For this book, author Mark Schulman and his team polled hundreds of kids about their school and leisure activities, family situations, habits and preferences. Readers will learn that if they cut their spaghetti instead of twirling it, they are in the minority – only “15% of kids cut it, versus 82% who twirl (3% don’t eat spaghetti at all).” So whether you like pepperoni on your pizza or not, bite your fingernails or toenails (eww!), or prefer smooth peanut butter to chunky, there’s something in this book that everyone can say “yes” to. Sneaky math bonus – the book uses a variety of graphing techniques to meaningfully display relationships between numbers.
“Will my personality change as I get older?” “Is my voice unique?” “Does my brain stop working when I am asleep?” Older kids love learning about themselves too, and Richard Walker’s Who Am I? The Amazing Science of Existence discusses topics ranging from emotions to metaphysics, and delivers concrete answers to questions teens might not have even considered. The author presents facts about issues related to bioethics, such as stem cell research, but avoids controversial statements. Sharp photos and snappy design add to this book’s appeal, while puzzles and other interactive elements keep it challenging.
Take a peek inside the mysterious and mischievous world of twins in three books for children with appeal for multiples and singletons alike. The nineteenth century counting rhyme “Over in the Meadow” inspired Ken Geist’s Who’s Who which puts the spotlight on twin animals. These six pairs of twins include calves, bunnies, monkeys, and fish and are featured in their natural habitats. Illustrator Henry Cole vividly depicts these landscapes in acrylic and colored pencil and moves from farmyard to jungle to bat cave. The memorable rhymes highlight the twins’ activities through the day and match the warm, detailed illustrations.
The Twins’ Blanket, written and illustrated by Hyewon Yum, shares the story of identical twin sisters who at age five are growing up and a little apart. The girls’ favorite blanket is no longer big enough for sharing, so Mom creates new blankets for each girl with pieces from the old. Yum does a fabulous job of differentiating between these twins, by giving each girl her own side of the book. It isn’t until the girls reach out to comfort each other that they cross over the center of the book. Yum, a twin herself, uses prints, colored pencil, watercolor, and other media in her bright illustrations, and makes great use of white space to complement the quiet, narrative text.

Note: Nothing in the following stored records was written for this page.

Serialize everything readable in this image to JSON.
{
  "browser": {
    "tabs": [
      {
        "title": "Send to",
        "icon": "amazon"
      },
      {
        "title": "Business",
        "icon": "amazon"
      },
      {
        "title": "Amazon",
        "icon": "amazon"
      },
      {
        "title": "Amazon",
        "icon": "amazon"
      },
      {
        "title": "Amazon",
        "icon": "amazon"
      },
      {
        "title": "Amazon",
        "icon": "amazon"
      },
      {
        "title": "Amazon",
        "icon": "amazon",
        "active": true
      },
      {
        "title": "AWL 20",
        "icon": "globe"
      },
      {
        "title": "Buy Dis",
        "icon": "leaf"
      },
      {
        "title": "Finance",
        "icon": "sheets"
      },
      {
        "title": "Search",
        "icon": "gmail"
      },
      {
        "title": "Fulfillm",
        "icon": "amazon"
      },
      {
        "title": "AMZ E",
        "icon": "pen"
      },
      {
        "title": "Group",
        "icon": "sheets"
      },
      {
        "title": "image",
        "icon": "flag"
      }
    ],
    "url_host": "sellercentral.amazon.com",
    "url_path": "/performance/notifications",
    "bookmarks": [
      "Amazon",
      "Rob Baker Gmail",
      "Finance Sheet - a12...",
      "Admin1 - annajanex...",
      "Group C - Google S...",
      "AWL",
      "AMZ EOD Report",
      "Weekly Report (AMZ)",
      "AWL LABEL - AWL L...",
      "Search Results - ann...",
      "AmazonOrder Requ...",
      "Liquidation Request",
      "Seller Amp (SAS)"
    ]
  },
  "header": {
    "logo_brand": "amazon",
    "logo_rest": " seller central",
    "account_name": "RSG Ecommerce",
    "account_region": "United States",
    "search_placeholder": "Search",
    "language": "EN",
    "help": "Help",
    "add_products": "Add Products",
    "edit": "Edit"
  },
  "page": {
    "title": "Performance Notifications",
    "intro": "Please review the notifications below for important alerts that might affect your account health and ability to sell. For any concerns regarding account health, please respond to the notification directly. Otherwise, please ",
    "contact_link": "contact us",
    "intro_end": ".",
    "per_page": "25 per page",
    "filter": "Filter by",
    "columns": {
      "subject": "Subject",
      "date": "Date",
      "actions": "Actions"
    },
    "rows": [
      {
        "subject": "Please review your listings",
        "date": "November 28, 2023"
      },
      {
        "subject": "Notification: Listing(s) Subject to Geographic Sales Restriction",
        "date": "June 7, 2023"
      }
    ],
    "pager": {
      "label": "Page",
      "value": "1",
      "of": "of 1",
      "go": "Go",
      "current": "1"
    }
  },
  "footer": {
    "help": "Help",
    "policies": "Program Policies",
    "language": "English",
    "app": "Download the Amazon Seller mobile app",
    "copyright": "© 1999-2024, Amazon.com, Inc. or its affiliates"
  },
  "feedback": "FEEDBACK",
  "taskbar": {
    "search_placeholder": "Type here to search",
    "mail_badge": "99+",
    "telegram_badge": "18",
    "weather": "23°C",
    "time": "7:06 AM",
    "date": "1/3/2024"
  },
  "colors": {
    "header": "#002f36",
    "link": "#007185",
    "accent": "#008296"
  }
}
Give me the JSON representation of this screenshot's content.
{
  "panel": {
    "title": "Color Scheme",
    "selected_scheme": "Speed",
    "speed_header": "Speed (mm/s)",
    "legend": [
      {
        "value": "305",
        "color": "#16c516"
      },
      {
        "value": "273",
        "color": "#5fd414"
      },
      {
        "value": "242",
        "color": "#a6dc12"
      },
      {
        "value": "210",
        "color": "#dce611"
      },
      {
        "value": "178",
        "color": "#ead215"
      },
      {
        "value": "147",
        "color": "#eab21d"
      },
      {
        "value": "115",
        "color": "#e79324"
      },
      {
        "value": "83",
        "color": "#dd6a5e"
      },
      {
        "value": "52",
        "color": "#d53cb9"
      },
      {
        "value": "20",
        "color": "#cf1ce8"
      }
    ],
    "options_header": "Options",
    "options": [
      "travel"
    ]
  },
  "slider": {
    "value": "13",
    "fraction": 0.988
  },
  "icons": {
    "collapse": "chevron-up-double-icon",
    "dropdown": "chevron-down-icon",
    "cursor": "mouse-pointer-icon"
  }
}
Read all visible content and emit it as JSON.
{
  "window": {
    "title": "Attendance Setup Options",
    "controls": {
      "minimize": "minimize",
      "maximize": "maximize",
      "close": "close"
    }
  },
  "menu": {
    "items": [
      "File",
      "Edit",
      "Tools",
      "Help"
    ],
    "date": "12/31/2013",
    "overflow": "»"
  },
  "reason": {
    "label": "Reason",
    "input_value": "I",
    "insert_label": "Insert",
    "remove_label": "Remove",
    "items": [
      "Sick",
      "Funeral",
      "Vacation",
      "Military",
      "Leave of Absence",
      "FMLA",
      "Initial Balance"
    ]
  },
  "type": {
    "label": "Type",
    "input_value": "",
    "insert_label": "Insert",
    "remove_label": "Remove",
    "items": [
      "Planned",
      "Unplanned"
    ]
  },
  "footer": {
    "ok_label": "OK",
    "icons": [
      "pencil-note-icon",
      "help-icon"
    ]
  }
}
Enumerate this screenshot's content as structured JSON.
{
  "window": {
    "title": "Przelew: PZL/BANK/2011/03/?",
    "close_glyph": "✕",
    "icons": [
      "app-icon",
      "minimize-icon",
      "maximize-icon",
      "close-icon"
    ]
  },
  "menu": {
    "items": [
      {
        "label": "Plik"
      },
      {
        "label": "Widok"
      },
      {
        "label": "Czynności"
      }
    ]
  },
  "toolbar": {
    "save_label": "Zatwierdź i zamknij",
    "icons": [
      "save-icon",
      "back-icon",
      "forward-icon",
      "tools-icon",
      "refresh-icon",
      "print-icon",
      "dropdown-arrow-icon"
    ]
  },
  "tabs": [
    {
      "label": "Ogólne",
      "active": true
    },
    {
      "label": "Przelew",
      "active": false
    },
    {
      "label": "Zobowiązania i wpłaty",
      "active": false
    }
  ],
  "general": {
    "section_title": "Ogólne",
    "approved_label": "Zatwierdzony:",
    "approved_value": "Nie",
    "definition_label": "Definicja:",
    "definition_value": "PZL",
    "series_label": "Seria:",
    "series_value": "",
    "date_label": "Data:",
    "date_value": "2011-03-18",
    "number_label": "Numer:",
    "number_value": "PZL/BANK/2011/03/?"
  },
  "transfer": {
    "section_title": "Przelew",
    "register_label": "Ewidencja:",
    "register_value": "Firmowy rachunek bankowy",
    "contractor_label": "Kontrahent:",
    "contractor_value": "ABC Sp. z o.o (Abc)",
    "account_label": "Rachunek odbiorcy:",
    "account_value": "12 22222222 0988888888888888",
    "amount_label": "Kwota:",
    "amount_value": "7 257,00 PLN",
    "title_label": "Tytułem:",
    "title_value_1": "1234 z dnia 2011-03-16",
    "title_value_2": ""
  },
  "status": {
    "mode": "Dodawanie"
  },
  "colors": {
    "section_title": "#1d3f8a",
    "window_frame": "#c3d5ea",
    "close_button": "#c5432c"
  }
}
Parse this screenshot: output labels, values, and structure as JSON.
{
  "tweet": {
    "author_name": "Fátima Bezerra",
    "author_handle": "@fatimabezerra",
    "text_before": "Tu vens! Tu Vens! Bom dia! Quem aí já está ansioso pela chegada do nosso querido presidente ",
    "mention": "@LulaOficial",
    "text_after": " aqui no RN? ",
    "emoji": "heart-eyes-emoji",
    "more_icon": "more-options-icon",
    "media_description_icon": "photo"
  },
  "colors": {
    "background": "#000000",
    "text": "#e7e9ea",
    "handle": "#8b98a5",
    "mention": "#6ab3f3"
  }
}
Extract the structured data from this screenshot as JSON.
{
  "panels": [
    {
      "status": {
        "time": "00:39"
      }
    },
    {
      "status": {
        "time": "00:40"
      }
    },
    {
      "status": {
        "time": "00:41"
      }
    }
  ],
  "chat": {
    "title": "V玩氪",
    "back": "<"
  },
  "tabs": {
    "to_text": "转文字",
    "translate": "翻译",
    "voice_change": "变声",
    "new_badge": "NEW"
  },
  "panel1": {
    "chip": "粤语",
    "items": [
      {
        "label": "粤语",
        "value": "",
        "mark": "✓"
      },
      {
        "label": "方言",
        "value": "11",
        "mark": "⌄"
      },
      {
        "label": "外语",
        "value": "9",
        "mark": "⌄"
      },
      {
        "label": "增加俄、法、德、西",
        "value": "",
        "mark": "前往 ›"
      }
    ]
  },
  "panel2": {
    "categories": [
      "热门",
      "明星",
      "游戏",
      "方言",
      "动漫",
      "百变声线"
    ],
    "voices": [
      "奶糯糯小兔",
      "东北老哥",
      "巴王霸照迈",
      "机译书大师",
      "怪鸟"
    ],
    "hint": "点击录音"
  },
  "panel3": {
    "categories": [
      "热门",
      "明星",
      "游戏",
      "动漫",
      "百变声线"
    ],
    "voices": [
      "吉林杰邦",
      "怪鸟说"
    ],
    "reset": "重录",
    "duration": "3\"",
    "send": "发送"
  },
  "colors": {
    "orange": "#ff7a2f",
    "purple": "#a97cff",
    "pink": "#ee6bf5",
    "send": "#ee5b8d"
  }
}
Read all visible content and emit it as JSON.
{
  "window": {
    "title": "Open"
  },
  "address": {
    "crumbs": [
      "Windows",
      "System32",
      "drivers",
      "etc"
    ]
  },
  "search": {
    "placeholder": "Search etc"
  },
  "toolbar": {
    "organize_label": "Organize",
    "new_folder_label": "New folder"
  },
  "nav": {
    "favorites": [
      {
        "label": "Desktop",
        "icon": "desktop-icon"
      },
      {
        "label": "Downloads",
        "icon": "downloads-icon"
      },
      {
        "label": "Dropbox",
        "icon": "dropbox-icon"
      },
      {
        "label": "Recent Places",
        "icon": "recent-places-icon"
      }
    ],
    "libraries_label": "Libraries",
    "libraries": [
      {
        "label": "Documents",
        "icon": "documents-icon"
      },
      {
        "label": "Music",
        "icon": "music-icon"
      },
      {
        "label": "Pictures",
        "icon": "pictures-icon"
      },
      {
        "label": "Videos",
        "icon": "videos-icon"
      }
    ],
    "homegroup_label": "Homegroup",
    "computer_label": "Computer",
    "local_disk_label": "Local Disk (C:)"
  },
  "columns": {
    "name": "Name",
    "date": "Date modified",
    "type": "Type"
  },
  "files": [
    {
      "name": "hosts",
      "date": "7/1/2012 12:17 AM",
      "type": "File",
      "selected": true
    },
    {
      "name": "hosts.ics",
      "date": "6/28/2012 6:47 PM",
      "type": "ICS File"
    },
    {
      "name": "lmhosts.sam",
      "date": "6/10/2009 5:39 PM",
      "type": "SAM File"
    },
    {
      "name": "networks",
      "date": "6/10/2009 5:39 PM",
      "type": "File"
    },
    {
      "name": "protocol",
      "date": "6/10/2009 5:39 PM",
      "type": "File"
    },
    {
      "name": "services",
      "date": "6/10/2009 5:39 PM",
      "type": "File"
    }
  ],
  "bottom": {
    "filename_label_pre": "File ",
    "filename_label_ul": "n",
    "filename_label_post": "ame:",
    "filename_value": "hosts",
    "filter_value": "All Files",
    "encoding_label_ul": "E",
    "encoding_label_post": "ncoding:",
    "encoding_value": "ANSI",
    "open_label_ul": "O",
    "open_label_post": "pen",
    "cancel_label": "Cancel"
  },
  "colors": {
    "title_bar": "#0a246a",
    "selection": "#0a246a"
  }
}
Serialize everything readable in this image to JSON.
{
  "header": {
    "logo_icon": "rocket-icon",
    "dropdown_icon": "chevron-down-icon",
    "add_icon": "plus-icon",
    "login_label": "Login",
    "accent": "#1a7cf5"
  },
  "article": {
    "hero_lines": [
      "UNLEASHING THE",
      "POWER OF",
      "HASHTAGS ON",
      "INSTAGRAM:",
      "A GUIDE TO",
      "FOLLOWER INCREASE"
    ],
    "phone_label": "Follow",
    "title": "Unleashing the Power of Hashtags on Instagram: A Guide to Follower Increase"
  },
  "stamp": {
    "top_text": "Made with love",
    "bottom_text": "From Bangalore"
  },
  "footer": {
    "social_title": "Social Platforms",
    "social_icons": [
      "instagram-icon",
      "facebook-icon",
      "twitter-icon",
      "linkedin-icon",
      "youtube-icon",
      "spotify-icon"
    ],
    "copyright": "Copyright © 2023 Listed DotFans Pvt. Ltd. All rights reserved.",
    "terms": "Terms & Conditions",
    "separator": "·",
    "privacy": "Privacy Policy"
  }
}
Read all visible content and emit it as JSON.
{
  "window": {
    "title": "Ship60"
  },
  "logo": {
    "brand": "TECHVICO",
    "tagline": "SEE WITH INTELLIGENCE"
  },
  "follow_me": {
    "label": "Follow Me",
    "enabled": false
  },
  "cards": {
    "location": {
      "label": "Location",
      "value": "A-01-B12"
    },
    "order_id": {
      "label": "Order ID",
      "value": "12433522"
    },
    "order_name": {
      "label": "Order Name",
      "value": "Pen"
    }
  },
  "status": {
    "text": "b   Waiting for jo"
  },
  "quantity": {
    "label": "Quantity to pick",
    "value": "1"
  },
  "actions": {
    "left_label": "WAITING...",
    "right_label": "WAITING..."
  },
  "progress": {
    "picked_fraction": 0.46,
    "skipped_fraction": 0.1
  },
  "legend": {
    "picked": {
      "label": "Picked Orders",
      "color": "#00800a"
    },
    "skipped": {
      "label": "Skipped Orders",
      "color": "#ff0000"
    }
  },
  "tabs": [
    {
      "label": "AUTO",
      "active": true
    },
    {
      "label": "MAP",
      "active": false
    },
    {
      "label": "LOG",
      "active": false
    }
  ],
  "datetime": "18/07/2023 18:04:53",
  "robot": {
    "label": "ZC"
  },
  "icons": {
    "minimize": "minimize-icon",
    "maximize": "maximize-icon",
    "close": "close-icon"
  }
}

In Take Two: a Celebration of Twins, J. Patrick Lewis, the current Children's Poet Laureate teams with Jane Yolen to present more than forty poems about life as a twin. Sophie Blackall’s watercolor, pencil, and collage illustrations complement the varied poems which are divided into sections representing stages and milestones, and a final section features famous twins. Lewis is a twin himself and Yolen is the grandmother of twins, so the two are quite familiar with the world of doubles. Readers will also enjoy the “Twin Fact” feature found throughout, such as the Russian woman who was mother to sixteen sets of twins, seven sets of triplets, and four sets of quadruplets!